----- Supplied material

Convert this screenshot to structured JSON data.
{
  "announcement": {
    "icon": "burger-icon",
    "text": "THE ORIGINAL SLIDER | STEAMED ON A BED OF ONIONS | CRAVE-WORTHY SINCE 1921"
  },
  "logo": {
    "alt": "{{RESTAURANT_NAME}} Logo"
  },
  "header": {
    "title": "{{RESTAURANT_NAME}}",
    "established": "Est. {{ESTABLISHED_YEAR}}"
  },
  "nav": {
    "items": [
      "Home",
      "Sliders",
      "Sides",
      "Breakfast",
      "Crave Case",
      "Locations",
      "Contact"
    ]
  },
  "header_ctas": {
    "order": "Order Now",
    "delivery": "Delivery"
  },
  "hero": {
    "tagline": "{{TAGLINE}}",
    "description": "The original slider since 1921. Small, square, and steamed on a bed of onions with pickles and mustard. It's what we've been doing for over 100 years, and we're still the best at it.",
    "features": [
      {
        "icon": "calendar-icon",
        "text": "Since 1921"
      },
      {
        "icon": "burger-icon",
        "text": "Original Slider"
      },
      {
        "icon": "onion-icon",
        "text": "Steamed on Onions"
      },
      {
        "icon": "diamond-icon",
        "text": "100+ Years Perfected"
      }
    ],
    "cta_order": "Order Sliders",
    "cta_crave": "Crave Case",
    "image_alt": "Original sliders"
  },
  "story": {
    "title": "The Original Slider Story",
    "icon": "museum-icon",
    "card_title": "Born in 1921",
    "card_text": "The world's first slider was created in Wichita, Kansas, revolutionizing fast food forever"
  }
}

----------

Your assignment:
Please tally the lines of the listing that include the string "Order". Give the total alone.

Response box:
2